• Task description: Which lines of the records below contain the string "settings"? Report each of them.

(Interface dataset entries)
○ ○ ○

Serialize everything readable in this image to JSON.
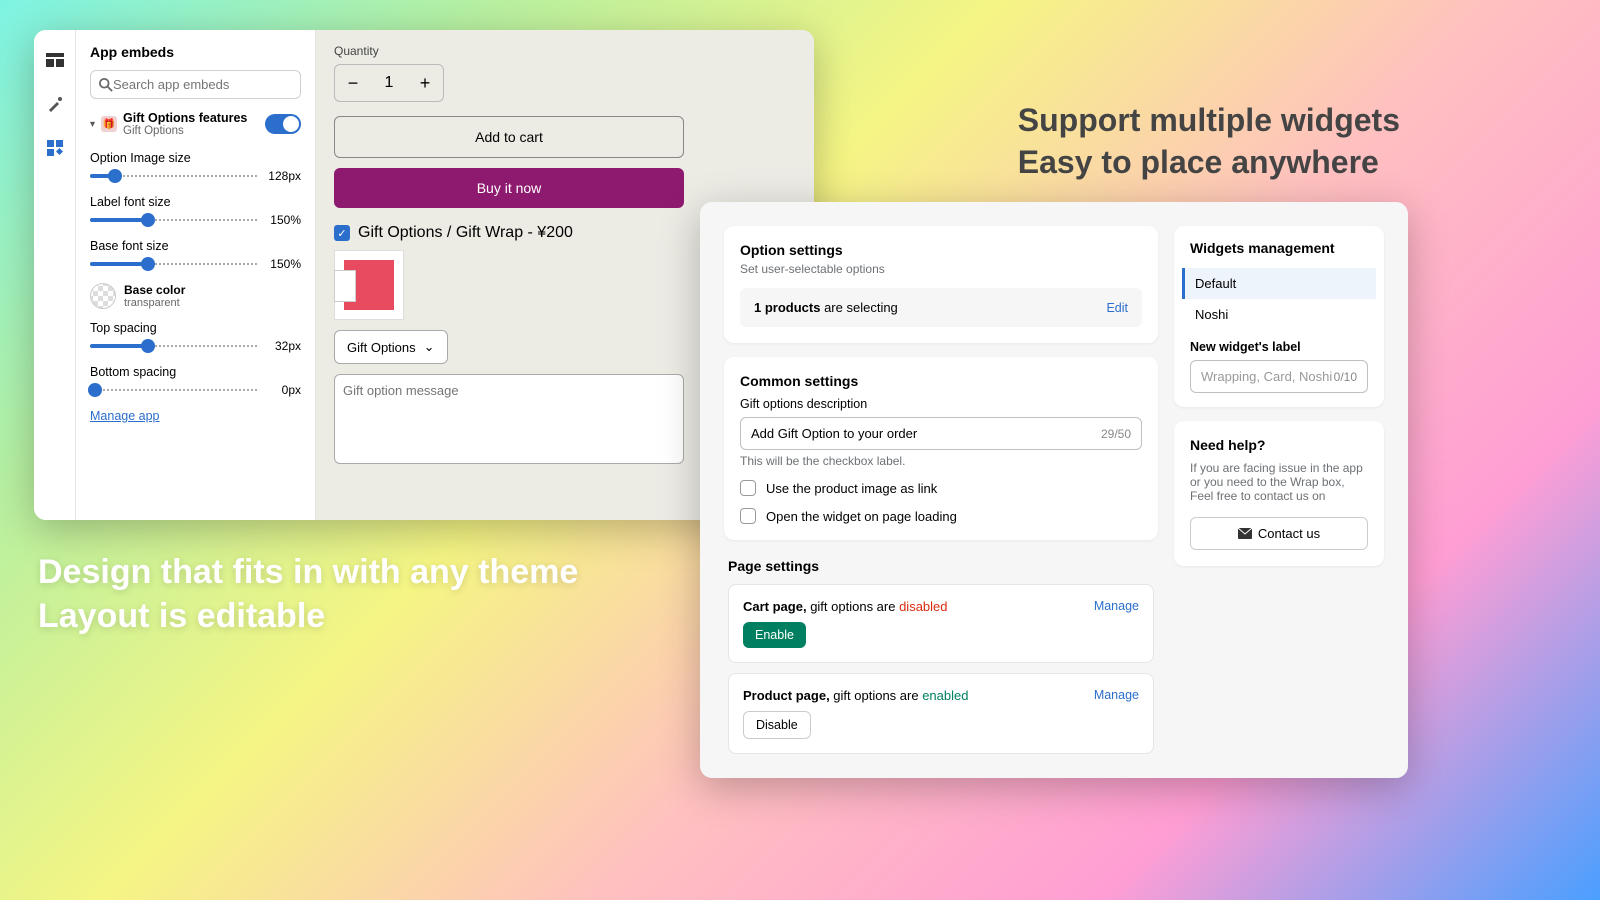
{
  "left": {
    "title": "App embeds",
    "searchPlaceholder": "Search app embeds",
    "feature": {
      "title": "Gift Options features",
      "sub": "Gift Options"
    },
    "sliders": [
      {
        "label": "Option Image size",
        "value": "128px",
        "pct": 15
      },
      {
        "label": "Label font size",
        "value": "150%",
        "pct": 35
      },
      {
        "label": "Base font size",
        "value": "150%",
        "pct": 35
      },
      {
        "label": "Top spacing",
        "value": "32px",
        "pct": 35
      },
      {
        "label": "Bottom spacing",
        "value": "0px",
        "pct": 3
      }
    ],
    "color": {
      "title": "Base color",
      "sub": "transparent"
    },
    "manage": "Manage app"
  },
  "preview": {
    "qtyLabel": "Quantity",
    "qty": "1",
    "addCart": "Add to cart",
    "buyNow": "Buy it now",
    "checkLabel": "Gift Options / Gift Wrap - ¥200",
    "selectLabel": "Gift Options",
    "msgPlaceholder": "Gift option message"
  },
  "captionLeft1": "Design that fits in with any theme",
  "captionLeft2": "Layout is editable",
  "captionRight1": "Support multiple widgets",
  "captionRight2": "Easy to place anywhere",
  "right": {
    "option": {
      "title": "Option settings",
      "sub": "Set user-selectable options",
      "productsBold": "1 products",
      "productsRest": " are selecting",
      "edit": "Edit"
    },
    "common": {
      "title": "Common settings",
      "descLabel": "Gift options description",
      "descValue": "Add Gift Option to your order",
      "descCount": "29/50",
      "descHelp": "This will be the checkbox label.",
      "chk1": "Use the product image as link",
      "chk2": "Open the widget on page loading"
    },
    "page": {
      "title": "Page settings",
      "cartBold": "Cart page,",
      "cartRest": " gift options are ",
      "cartState": "disabled",
      "enable": "Enable",
      "prodBold": "Product page,",
      "prodRest": " gift options are ",
      "prodState": "enabled",
      "disable": "Disable",
      "manage": "Manage"
    },
    "widgets": {
      "title": "Widgets management",
      "items": [
        "Default",
        "Noshi"
      ],
      "newLabel": "New widget's label",
      "placeholder": "Wrapping, Card, Noshi",
      "count": "0/10"
    },
    "help": {
      "title": "Need help?",
      "text": "If you are facing issue in the app or you need to the Wrap box, Feel free to contact us on",
      "btn": "Contact us"
    }
  }
}
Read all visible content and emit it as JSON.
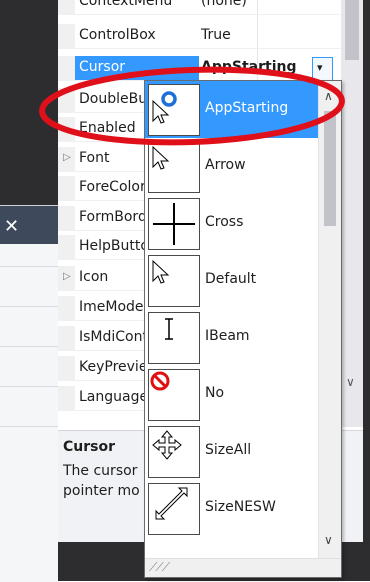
{
  "properties": [
    {
      "name": "ContextMenu",
      "value": "(none)",
      "expander": false
    },
    {
      "name": "ControlBox",
      "value": "True",
      "expander": false
    },
    {
      "name": "Cursor",
      "value": "AppStarting",
      "expander": false,
      "selected": true
    },
    {
      "name": "DoubleBuffered",
      "value": "",
      "expander": false
    },
    {
      "name": "Enabled",
      "value": "",
      "expander": false
    },
    {
      "name": "Font",
      "value": "",
      "expander": true
    },
    {
      "name": "ForeColor",
      "value": "",
      "expander": false
    },
    {
      "name": "FormBorderStyle",
      "value": "",
      "expander": false
    },
    {
      "name": "HelpButton",
      "value": "",
      "expander": false
    },
    {
      "name": "Icon",
      "value": "",
      "expander": true
    },
    {
      "name": "ImeMode",
      "value": "",
      "expander": false
    },
    {
      "name": "IsMdiContainer",
      "value": "",
      "expander": false
    },
    {
      "name": "KeyPreview",
      "value": "",
      "expander": false
    },
    {
      "name": "Language",
      "value": "",
      "expander": false
    }
  ],
  "description": {
    "title": "Cursor",
    "line1": "The cursor",
    "line2": "pointer mo"
  },
  "cursor_dropdown": {
    "selected": "AppStarting",
    "items": [
      {
        "label": "AppStarting",
        "icon": "app-starting-cursor-icon"
      },
      {
        "label": "Arrow",
        "icon": "arrow-cursor-icon"
      },
      {
        "label": "Cross",
        "icon": "cross-cursor-icon"
      },
      {
        "label": "Default",
        "icon": "default-cursor-icon"
      },
      {
        "label": "IBeam",
        "icon": "ibeam-cursor-icon"
      },
      {
        "label": "No",
        "icon": "no-cursor-icon"
      },
      {
        "label": "SizeAll",
        "icon": "size-all-cursor-icon"
      },
      {
        "label": "SizeNESW",
        "icon": "size-nesw-cursor-icon"
      }
    ]
  },
  "colors": {
    "selection": "#3399ff",
    "annotation": "#e0101a",
    "dark_chrome": "#2d2d30"
  }
}
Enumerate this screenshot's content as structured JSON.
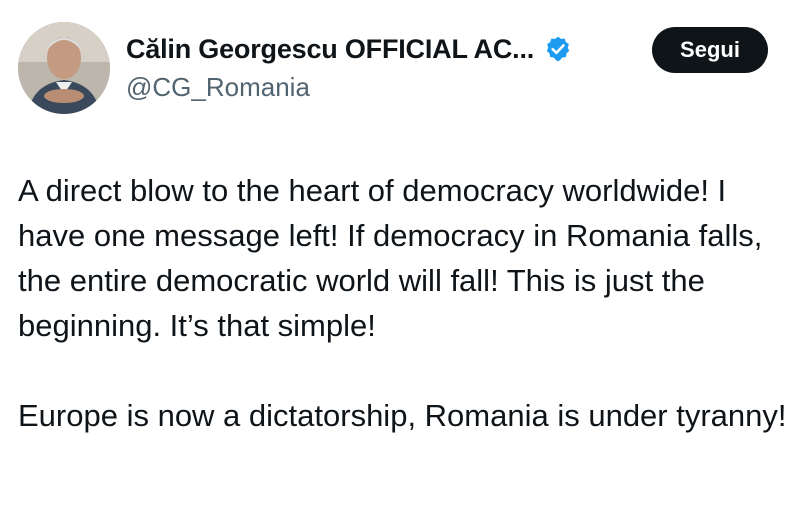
{
  "author": {
    "display_name": "Călin Georgescu OFFICIAL AC...",
    "handle": "@CG_Romania",
    "verified_icon": "verified-badge-icon",
    "verified_color": "#1d9bf0"
  },
  "follow_button": {
    "label": "Segui"
  },
  "tweet": {
    "paragraphs": [
      "A direct blow to the heart of democracy worldwide! I have one message left! If democracy in Romania falls, the entire democratic world will fall! This is just the beginning. It’s that simple!",
      "Europe is now a dictatorship, Romania is under tyranny!"
    ]
  }
}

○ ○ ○

• Answer section:
      "title": "Option settings",
      "title": "Common settings",
      "title": "Page settings",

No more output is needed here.